WHAT TO DO: Copy out each line below in which the string "title" appears.
|---|
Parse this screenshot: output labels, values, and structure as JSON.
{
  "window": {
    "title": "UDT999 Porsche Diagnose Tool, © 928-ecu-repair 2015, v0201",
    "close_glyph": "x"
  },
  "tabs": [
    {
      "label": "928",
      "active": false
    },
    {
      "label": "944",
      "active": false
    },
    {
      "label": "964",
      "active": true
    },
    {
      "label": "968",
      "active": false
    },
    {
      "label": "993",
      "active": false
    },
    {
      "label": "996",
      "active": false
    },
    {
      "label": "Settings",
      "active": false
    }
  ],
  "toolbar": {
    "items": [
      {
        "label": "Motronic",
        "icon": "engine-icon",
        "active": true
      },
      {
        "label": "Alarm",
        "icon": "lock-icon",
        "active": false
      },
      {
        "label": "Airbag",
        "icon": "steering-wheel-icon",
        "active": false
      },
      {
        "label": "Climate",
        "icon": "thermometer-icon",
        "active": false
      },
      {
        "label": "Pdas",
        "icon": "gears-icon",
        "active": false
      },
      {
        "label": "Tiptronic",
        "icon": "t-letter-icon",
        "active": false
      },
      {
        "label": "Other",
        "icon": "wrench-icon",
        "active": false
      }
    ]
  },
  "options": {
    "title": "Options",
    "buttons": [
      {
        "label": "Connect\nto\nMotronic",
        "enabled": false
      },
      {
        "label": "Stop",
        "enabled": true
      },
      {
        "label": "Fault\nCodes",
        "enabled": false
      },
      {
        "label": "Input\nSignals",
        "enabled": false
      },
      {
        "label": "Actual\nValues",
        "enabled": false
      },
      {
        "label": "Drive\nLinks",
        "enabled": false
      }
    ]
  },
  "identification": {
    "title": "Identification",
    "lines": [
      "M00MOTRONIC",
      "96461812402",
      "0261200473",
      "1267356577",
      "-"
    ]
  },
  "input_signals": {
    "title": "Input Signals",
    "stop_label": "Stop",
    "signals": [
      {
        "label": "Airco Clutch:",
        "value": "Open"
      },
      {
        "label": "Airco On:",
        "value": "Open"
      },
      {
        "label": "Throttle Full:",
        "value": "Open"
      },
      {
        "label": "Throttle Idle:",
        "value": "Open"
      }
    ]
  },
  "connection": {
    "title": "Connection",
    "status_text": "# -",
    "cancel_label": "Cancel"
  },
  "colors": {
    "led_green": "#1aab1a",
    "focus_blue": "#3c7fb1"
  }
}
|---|
RESULT OF THIS TASK:
    "title": "UDT999 Porsche Diagnose Tool, © 928-ecu-repair 2015, v0201",
    "title": "Options",
    "title": "Identification",
    "title": "Input Signals",
    "title": "Connection",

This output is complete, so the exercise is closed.